Can you recall your worst academic disaster? I certainly can.
I was in my second or third year of my doctor of ministry program at Gateway Seminary (then-Golden Gate Baptist Theological Seminary) back in the mid-1980s.
The D.Min. program at that time was broken into three parts: 1) on-campus seminars—I absolutely loved these. I enjoyed the work and the time spent with my professors and fellow students. 2) The project phase and project report —I found this to be very challenging. 3) Supervised ministry—by far the most difficult part of the program for me. We had to create multiple levels of accountability, including a faculty adviser, a field supervisor, a professional peer group and a lay consultation group within the church where I served.
Remember, this was before the day of the personal computer. In fact, only two men in our cohort had a computer of any kind. One was a Kaypro while the other was a Commodore 640 or something like it.
During that time, a family joined our church who owned two computers, including an Apple IIe. They offered to loan me the Apple IIe while I finished my D.Min. work, and I gladly accepted. As part of the accountability process we had to maintain a daily, 15-minute incremental personal journal for six or more months that we would share with our field and faculty adviser. I stored mine on a 5¼-inch floppy disk.
One evening as I was adding to my journal the computer crashed and all the data on the floppy drive was gone. I had no idea where it went.
I literally fell to the ground and just sobbed and sobbed. I felt panic, fear and hopelessness all at the same time. I knew that my dream of completing the D.Min. program was gone. There was no way I could recreate three or four months of the journal.
My wife, Carol, came into the room and tried to help me deal with my intense feelings. After talking, praying and calming down I went into the bathroom and washed my face. Then I rebooted the computer and started over again. I had kept my daily notes so I started to rebuild the journal by memory and the accumulated notes.

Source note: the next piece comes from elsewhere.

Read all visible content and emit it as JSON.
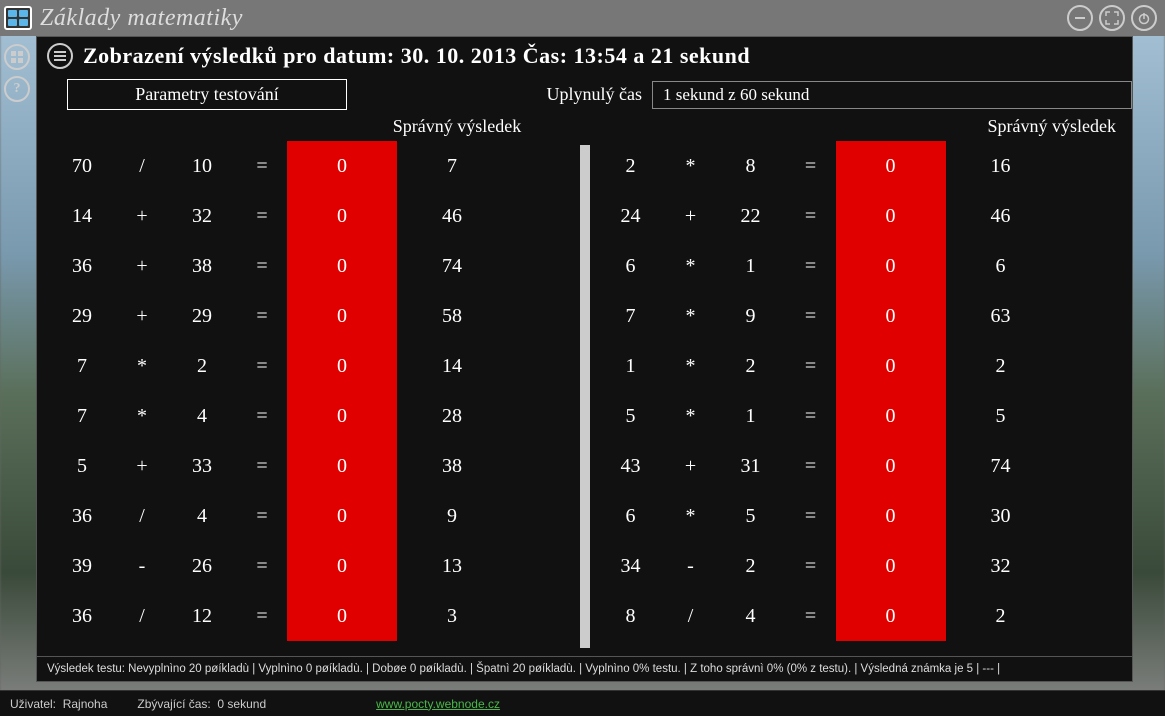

That moment goes down as one of the worst of my life. When I was a high school sophomore I had decided to pursue a doctoral degree and, with the computer crash, I thought my goal was crushed and broken forever. I believed that I could not start over again.

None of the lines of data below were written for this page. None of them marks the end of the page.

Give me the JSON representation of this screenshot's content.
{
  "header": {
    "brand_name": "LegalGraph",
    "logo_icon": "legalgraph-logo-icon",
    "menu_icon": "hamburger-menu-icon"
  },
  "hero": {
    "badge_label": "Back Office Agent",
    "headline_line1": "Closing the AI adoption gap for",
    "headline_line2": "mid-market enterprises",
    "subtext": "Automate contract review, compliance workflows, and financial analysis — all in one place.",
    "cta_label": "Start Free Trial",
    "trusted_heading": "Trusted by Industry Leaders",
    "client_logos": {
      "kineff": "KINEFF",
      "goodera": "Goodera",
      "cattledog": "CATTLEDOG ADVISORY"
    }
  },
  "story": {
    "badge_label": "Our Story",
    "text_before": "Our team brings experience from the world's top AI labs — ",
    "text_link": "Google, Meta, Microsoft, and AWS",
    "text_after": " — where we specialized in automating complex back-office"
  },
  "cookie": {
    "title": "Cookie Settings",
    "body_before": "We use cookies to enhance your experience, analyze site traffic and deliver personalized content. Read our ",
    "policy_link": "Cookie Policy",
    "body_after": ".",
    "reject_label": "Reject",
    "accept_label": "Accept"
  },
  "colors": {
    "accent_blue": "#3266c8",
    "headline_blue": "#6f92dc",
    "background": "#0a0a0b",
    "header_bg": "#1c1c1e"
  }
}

Both beliefs were wrong, however. I could wash my face and start over again. I've done the same thing many times as a pastor and a missionary. Whether it was a bad business meeting or a sidewalk confrontation with an angry saint, I've learned that I can get up and start over again and again and again.

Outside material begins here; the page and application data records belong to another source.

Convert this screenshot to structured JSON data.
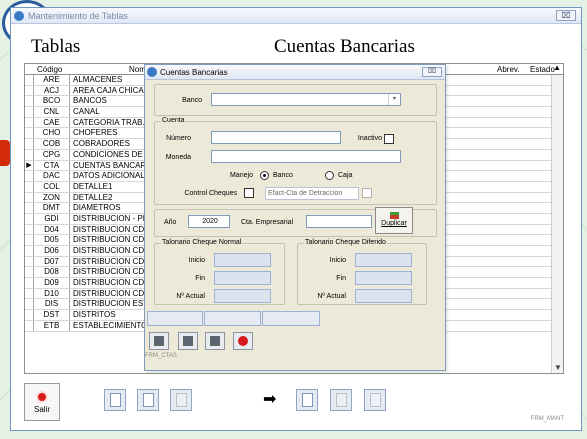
{
  "main_window": {
    "title": "Mantenimiento de Tablas",
    "left_heading": "Tablas",
    "right_heading": "Cuentas Bancarias",
    "form_code": "FRM_MANT",
    "exit_label": "Salir",
    "close_label": "⌧"
  },
  "grid": {
    "headers": {
      "code": "Código",
      "name": "Nombre",
      "abbrev": "Abrev.",
      "status": "Estado"
    },
    "current_row_marker": "▶",
    "rows": [
      {
        "code": "ARE",
        "name": "ALMACENES"
      },
      {
        "code": "ACJ",
        "name": "AREA CAJA CHICA"
      },
      {
        "code": "BCO",
        "name": "BANCOS"
      },
      {
        "code": "CNL",
        "name": "CANAL"
      },
      {
        "code": "CAE",
        "name": "CATEGORIA TRAB."
      },
      {
        "code": "CHO",
        "name": "CHOFERES"
      },
      {
        "code": "COB",
        "name": "COBRADORES"
      },
      {
        "code": "CPG",
        "name": "CONDICIONES DE PAGO"
      },
      {
        "code": "CTA",
        "name": "CUENTAS BANCARIAS"
      },
      {
        "code": "DAC",
        "name": "DATOS ADICIONALES"
      },
      {
        "code": "COL",
        "name": "DETALLE1"
      },
      {
        "code": "ZON",
        "name": "DETALLE2"
      },
      {
        "code": "DMT",
        "name": "DIAMETROS"
      },
      {
        "code": "GDI",
        "name": "DISTRIBUCION - PERSONAL"
      },
      {
        "code": "D04",
        "name": "DISTRIBUCION CDG"
      },
      {
        "code": "D05",
        "name": "DISTRIBUCION CDG"
      },
      {
        "code": "D06",
        "name": "DISTRIBUCION CDG"
      },
      {
        "code": "D07",
        "name": "DISTRIBUCION CDG"
      },
      {
        "code": "D08",
        "name": "DISTRIBUCION CDG"
      },
      {
        "code": "D09",
        "name": "DISTRIBUCION CDG"
      },
      {
        "code": "D10",
        "name": "DISTRIBUCION CDG"
      },
      {
        "code": "DIS",
        "name": "DISTRIBUCION ESTANDAR"
      },
      {
        "code": "DST",
        "name": "DISTRITOS"
      },
      {
        "code": "ETB",
        "name": "ESTABLECIMIENTOS"
      }
    ]
  },
  "dialog": {
    "title": "Cuentas Bancarias",
    "close_label": "⌧",
    "banco_label": "Banco",
    "banco_value": "",
    "cuenta_legend": "Cuenta",
    "numero_label": "Número",
    "numero_value": "",
    "inactivo_label": "Inactivo",
    "moneda_label": "Moneda",
    "moneda_value": "",
    "manejo_label": "Manejo",
    "manejo_banco": "Banco",
    "manejo_caja": "Caja",
    "control_cheques_label": "Control Cheques",
    "efact_label": "Efact-Cta de Detraccion",
    "anio_label": "Año",
    "anio_value": "2020",
    "cta_empresarial_label": "Cta. Empresarial",
    "cta_empresarial_value": "",
    "duplicar_label": "Duplicar",
    "normal_legend": "Talonario Cheque Normal",
    "diferido_legend": "Talonario Cheque Diferido",
    "inicio_label": "Inicio",
    "fin_label": "Fin",
    "nactual_label": "Nº Actual",
    "form_code": "FRM_CTAS"
  },
  "icons": {
    "dropdown": "chevron-down-icon",
    "scroll_up": "▲",
    "scroll_down": "▼",
    "arrow_right": "➡"
  }
}
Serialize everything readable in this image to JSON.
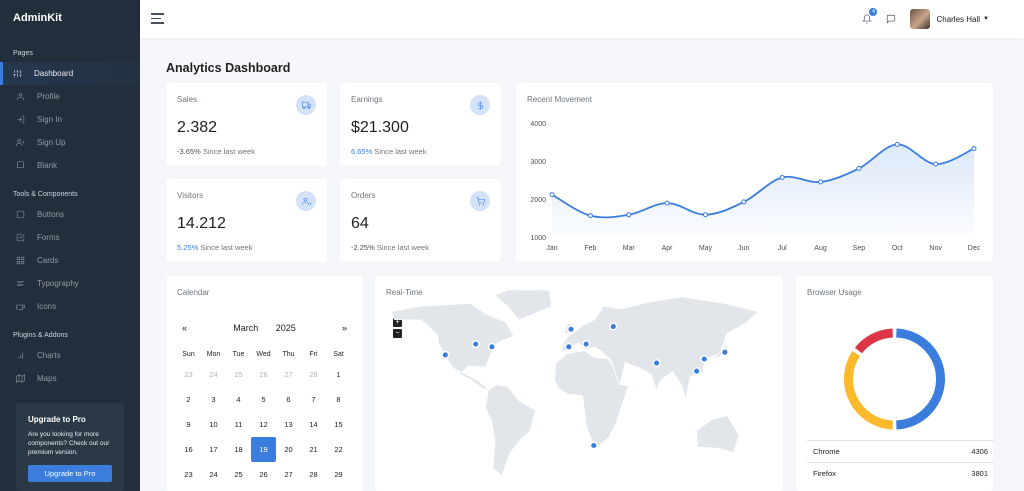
{
  "brand": "AdminKit",
  "sidebar": {
    "sections": [
      {
        "header": "Pages",
        "items": [
          {
            "label": "Dashboard",
            "icon": "sliders-icon",
            "active": true
          },
          {
            "label": "Profile",
            "icon": "user-icon"
          },
          {
            "label": "Sign In",
            "icon": "log-in-icon"
          },
          {
            "label": "Sign Up",
            "icon": "user-plus-icon"
          },
          {
            "label": "Blank",
            "icon": "book-icon"
          }
        ]
      },
      {
        "header": "Tools & Components",
        "items": [
          {
            "label": "Buttons",
            "icon": "square-icon"
          },
          {
            "label": "Forms",
            "icon": "check-square-icon"
          },
          {
            "label": "Cards",
            "icon": "grid-icon"
          },
          {
            "label": "Typography",
            "icon": "align-left-icon"
          },
          {
            "label": "Icons",
            "icon": "coffee-icon"
          }
        ]
      },
      {
        "header": "Plugins & Addons",
        "items": [
          {
            "label": "Charts",
            "icon": "bar-chart-icon"
          },
          {
            "label": "Maps",
            "icon": "map-icon"
          }
        ]
      }
    ],
    "upgrade": {
      "title": "Upgrade to Pro",
      "description": "Are you looking for more components? Check out our premium version.",
      "button": "Upgrade to Pro"
    }
  },
  "topnav": {
    "notifications_count": "4",
    "user_name": "Charles Hall"
  },
  "page": {
    "title_bold": "Analytics",
    "title_rest": " Dashboard"
  },
  "stats": [
    {
      "title": "Sales",
      "value": "2.382",
      "pct": "-3.65%",
      "pct_positive": false,
      "since": " Since last week",
      "icon": "truck-icon"
    },
    {
      "title": "Earnings",
      "value": "$21.300",
      "pct": "6.65%",
      "pct_positive": true,
      "since": " Since last week",
      "icon": "dollar-icon"
    },
    {
      "title": "Visitors",
      "value": "14.212",
      "pct": "5.25%",
      "pct_positive": true,
      "since": " Since last week",
      "icon": "users-icon"
    },
    {
      "title": "Orders",
      "value": "64",
      "pct": "-2.25%",
      "pct_positive": false,
      "since": " Since last week",
      "icon": "shopping-cart-icon"
    }
  ],
  "recent_movement": {
    "title": "Recent Movement"
  },
  "chart_data": {
    "type": "area",
    "title": "Recent Movement",
    "categories": [
      "Jan",
      "Feb",
      "Mar",
      "Apr",
      "May",
      "Jun",
      "Jul",
      "Aug",
      "Sep",
      "Oct",
      "Nov",
      "Dec"
    ],
    "values": [
      2115,
      1562,
      1584,
      1892,
      1587,
      1923,
      2566,
      2448,
      2805,
      3438,
      2917,
      3327
    ],
    "ylim": [
      1000,
      4000
    ],
    "yticks": [
      "4000",
      "3000",
      "2000",
      "1000"
    ],
    "xlabel": "",
    "ylabel": "",
    "grid": false,
    "color": "#3b7ddd"
  },
  "calendar": {
    "title": "Calendar",
    "month": "March",
    "year": "2025",
    "prev": "«",
    "next": "»",
    "dow": [
      "Sun",
      "Mon",
      "Tue",
      "Wed",
      "Thu",
      "Fri",
      "Sat"
    ],
    "prev_days": [
      "23",
      "24",
      "25",
      "26",
      "27",
      "28"
    ],
    "days": [
      "1",
      "2",
      "3",
      "4",
      "5",
      "6",
      "7",
      "8",
      "9",
      "10",
      "11",
      "12",
      "13",
      "14",
      "15",
      "16",
      "17",
      "18",
      "19",
      "20",
      "21",
      "22",
      "23",
      "24",
      "25",
      "26",
      "27",
      "28",
      "29"
    ],
    "selected": "19"
  },
  "realtime": {
    "title": "Real-Time",
    "zoom_in": "+",
    "zoom_out": "−",
    "markers": [
      [
        -75,
        40
      ],
      [
        -90,
        42
      ],
      [
        -118,
        34
      ],
      [
        -2,
        53
      ],
      [
        -4,
        40
      ],
      [
        12,
        42
      ],
      [
        37,
        55
      ],
      [
        77,
        28
      ],
      [
        114,
        22
      ],
      [
        121,
        31
      ],
      [
        140,
        36
      ],
      [
        19,
        -33
      ]
    ]
  },
  "browser_usage": {
    "title": "Browser Usage",
    "donut_colors": [
      "#3b7ddd",
      "#fcb92c",
      "#dc3545"
    ],
    "donut_fractions": [
      0.5,
      0.35,
      0.15
    ],
    "rows": [
      {
        "name": "Chrome",
        "value": "4306"
      },
      {
        "name": "Firefox",
        "value": "3801"
      }
    ]
  }
}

I celebrate this fact every Easter.
Because He is alive, I can start over again and again. And praise the Lord, so can you. Wipe your tears. Remember God's promises. Remember the resurrection of Christ and start again.